Politicians regularly get themselves in trouble for succumbing to Godwin’s Law and comparing their opponents to the Nazis, but Sen. Mike Lee (R-UT) took a slightly different tact on Monday, likening himself and those who want to defund Obamacare to Revolutionary War heroes.
Appearing on Mark Levin’s radio show, Lee discussed his effort to defund the landmark health care law, even if it means shutting down the government. Unlike his partner, Sen. Ted Cruz (R-TX), who insists that a majority of Americans support defunding Obamacare, Lee conceded Monday that most Americans don’t back their efforts. However, he drew a parallel with our founding fathers, noting that “the Revolutionary War was fought and won with the support from a minority within a minority of Americans.” “This is one of those moments,” he concluded:

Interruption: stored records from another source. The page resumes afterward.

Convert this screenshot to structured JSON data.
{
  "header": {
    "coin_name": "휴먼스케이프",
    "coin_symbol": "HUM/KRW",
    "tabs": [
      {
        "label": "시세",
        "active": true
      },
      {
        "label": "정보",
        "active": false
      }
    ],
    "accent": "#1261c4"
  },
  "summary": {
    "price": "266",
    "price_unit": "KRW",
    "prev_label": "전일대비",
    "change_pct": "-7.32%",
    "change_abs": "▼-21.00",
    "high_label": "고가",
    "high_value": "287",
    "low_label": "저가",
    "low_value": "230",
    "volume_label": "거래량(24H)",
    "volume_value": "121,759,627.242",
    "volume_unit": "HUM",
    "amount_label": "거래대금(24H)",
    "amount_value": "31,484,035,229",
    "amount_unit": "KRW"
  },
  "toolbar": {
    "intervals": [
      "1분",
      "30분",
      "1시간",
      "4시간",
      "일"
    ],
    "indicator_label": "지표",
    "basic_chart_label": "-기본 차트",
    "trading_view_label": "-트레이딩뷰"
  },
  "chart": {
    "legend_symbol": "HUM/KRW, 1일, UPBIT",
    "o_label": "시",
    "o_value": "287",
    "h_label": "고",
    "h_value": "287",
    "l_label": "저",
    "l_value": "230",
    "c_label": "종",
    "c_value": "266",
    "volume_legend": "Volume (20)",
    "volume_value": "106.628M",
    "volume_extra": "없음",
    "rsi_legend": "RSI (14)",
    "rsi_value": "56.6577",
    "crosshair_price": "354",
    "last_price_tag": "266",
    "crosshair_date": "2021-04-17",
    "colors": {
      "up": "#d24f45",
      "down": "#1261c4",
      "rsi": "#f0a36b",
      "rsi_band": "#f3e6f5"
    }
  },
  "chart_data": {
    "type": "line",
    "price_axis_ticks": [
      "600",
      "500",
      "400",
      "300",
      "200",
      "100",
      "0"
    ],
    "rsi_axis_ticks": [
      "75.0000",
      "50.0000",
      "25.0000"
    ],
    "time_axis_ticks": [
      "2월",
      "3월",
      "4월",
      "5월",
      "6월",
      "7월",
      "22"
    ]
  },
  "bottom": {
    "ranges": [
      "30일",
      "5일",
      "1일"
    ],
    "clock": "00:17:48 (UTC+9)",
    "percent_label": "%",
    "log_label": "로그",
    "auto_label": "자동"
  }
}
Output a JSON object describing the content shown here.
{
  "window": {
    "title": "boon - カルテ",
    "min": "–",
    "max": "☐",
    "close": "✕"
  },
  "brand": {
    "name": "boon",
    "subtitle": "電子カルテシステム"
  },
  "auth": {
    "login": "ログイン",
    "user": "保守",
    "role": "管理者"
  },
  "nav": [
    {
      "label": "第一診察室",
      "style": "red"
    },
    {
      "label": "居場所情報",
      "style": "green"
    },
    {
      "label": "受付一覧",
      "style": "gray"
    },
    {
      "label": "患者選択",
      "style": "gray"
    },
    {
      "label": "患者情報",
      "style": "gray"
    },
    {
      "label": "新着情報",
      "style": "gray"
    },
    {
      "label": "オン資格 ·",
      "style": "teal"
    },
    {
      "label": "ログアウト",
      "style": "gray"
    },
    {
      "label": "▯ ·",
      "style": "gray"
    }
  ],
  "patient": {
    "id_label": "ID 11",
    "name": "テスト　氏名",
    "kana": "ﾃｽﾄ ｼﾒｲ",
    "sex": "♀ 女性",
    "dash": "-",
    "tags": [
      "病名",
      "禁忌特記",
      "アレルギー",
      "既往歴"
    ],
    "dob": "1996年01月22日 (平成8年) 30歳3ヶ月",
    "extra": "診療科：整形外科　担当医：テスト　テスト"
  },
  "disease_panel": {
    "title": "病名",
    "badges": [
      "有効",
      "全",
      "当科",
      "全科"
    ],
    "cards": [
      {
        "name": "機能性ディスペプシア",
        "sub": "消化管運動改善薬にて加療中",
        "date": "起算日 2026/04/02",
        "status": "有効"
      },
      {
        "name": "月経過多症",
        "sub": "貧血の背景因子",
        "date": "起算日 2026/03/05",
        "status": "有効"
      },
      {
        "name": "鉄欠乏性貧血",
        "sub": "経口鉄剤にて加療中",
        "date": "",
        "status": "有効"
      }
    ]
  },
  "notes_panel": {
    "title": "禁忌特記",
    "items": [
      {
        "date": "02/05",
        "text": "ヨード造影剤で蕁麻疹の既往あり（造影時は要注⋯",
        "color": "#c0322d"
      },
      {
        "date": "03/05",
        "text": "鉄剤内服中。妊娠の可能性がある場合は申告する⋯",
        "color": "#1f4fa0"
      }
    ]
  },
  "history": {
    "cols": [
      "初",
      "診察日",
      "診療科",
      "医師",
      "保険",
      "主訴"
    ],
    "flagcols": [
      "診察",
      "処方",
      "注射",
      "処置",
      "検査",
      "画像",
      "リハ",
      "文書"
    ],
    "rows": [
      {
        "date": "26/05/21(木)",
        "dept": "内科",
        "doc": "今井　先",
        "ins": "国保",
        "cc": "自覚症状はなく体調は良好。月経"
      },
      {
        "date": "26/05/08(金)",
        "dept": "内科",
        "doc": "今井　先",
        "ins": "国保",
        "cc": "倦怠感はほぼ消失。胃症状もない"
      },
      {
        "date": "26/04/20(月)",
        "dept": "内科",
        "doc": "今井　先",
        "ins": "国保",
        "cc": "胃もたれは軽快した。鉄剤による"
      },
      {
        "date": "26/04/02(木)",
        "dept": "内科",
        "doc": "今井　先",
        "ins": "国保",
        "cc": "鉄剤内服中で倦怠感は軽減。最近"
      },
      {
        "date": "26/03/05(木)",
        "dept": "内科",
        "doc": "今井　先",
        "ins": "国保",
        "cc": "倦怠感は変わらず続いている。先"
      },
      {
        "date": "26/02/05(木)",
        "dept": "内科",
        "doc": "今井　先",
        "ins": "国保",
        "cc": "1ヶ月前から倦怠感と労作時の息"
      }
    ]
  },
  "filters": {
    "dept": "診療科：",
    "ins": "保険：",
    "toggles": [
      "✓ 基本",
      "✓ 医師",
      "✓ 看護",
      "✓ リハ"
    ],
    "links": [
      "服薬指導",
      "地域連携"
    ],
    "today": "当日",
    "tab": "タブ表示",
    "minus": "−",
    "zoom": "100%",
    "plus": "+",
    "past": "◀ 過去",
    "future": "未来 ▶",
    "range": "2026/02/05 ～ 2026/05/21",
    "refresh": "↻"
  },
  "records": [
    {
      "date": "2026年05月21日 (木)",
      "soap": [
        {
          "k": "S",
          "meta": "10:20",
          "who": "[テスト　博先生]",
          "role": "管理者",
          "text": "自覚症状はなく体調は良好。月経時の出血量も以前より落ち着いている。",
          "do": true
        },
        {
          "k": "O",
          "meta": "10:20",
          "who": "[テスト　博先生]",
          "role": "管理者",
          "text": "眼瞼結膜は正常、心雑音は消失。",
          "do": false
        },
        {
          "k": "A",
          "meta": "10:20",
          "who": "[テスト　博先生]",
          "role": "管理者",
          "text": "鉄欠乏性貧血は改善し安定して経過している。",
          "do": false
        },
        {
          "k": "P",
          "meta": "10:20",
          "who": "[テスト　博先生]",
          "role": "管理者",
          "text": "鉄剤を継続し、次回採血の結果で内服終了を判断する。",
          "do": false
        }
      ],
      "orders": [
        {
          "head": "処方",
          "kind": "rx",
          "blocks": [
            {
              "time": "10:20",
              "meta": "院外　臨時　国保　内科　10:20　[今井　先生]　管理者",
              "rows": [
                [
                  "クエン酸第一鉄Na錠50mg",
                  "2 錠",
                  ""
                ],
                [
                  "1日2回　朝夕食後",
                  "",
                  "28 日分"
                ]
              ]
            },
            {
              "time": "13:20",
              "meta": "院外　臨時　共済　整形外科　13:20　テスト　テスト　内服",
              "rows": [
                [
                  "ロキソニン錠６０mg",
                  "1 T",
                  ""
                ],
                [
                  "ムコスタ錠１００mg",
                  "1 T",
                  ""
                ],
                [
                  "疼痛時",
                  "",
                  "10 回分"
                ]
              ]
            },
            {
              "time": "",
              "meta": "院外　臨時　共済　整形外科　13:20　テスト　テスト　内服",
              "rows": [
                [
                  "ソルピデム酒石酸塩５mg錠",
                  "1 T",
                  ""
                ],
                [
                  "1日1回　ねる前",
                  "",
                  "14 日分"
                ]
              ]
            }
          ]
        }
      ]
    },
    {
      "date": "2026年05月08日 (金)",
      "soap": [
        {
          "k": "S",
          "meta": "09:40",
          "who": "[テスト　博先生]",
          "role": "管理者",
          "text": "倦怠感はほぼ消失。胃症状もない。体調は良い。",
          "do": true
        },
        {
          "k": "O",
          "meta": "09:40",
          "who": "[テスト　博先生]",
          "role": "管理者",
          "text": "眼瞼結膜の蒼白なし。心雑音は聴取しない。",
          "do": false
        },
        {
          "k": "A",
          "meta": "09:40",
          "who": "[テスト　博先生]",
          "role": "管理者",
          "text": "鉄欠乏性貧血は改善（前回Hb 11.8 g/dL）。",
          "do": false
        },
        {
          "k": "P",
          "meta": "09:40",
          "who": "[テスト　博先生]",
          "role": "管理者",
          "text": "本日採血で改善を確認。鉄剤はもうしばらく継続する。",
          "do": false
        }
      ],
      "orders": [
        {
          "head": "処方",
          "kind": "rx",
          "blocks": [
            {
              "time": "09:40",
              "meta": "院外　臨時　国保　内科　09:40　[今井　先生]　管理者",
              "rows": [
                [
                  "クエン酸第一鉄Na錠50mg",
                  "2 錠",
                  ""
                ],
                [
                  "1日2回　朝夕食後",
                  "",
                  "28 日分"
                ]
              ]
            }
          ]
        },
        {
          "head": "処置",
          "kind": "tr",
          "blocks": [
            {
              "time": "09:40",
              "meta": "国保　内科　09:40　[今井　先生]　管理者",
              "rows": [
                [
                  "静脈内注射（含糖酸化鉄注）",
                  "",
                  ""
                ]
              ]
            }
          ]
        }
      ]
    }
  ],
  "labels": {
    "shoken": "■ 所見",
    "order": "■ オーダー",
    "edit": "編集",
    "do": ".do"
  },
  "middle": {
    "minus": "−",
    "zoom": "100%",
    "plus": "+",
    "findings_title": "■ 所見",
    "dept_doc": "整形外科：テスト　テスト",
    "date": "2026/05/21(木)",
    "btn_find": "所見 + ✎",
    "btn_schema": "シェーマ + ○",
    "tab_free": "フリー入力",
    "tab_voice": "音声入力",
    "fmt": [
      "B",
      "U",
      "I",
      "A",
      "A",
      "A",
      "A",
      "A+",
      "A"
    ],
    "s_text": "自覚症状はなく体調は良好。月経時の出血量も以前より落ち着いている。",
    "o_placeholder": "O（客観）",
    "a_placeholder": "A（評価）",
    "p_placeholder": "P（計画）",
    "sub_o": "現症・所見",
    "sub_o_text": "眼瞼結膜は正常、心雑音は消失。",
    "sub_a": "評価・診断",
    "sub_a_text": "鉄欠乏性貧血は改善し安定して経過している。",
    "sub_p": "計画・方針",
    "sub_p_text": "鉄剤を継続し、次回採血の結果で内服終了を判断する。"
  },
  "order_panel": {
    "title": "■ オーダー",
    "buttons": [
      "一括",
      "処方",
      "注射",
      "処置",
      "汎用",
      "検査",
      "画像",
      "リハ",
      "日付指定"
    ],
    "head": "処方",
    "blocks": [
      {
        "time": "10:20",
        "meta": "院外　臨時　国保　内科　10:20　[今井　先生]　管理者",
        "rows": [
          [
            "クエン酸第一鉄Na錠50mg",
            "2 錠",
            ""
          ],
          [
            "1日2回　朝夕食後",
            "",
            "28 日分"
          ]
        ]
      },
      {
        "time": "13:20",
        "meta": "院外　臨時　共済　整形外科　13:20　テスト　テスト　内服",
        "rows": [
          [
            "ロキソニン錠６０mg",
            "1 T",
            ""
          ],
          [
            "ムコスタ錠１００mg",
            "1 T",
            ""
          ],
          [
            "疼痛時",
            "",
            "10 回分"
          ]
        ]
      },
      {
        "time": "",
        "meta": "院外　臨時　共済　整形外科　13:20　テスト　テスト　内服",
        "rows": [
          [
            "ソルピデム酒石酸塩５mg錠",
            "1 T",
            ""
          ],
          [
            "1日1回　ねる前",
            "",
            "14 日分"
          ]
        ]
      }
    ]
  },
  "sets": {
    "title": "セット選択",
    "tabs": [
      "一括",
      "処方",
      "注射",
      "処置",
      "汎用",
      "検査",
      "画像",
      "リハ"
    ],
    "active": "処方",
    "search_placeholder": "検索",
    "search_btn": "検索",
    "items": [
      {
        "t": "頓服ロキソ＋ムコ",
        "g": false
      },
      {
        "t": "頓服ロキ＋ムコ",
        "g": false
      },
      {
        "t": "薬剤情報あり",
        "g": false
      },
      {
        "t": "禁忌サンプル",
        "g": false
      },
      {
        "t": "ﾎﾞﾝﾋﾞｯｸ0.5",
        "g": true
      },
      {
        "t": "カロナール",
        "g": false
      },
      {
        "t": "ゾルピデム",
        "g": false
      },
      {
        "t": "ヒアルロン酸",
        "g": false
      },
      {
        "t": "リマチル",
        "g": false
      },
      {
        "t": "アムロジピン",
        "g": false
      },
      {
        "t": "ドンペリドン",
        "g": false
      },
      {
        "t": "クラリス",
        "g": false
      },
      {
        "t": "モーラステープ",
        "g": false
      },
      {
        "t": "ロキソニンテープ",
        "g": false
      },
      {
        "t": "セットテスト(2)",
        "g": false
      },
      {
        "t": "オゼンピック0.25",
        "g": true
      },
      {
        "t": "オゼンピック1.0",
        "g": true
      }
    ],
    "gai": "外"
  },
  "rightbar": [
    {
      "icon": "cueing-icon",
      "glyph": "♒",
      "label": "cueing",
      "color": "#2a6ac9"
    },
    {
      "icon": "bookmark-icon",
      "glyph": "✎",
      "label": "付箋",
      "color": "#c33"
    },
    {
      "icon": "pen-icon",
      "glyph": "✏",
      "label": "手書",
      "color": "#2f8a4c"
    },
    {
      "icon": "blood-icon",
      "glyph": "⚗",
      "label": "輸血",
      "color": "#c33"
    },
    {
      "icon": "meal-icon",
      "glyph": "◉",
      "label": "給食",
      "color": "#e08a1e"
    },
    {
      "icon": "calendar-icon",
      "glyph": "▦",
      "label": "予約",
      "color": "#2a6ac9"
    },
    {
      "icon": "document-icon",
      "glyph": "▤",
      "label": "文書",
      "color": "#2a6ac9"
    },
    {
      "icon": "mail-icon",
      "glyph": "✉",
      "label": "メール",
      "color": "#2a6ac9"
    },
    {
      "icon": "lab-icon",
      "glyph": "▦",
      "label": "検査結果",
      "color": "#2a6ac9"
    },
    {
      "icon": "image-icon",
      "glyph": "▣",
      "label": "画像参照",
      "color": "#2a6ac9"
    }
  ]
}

LEVIN: We fight incrementally, we fight where we can and when we can. We use what we can to advance the cause. And then the next day hopefully we get further and further. We build a momentum. You understand this.
LEE: Right, exactly. I would remind your listeners out there that the Revolutionary War was fought and won with the support from a minority within a minority of Americans. There are lots of fights we have fought as Americans where we were the underdogs, where not everyone was on board. But a select few knew that it was worth fighting. And eventually they persuaded others to go along and eventually they won. This is one of those moments, Mark.
Listen to it:
Later in the interview, Lee warned that if President Obama invoked the Constitutional Option to raise the debt ceiling and avoid a national default in the event that Congress doesn’t act, he would become a “despot” running a “banana republic.”
Lee isn’t the only one giving into temptation and imagining parallels between his quest to defund Obamacare and other long-shot victors of yore. Last week, Rep. Ted Yoho (R-FL), another Tea Party-style Republican in Congress, compared the anti-Obamacare effort to the Civil Rights movement, invoking such landmark figures as Rosa Parks and Martin Luther King, Jr.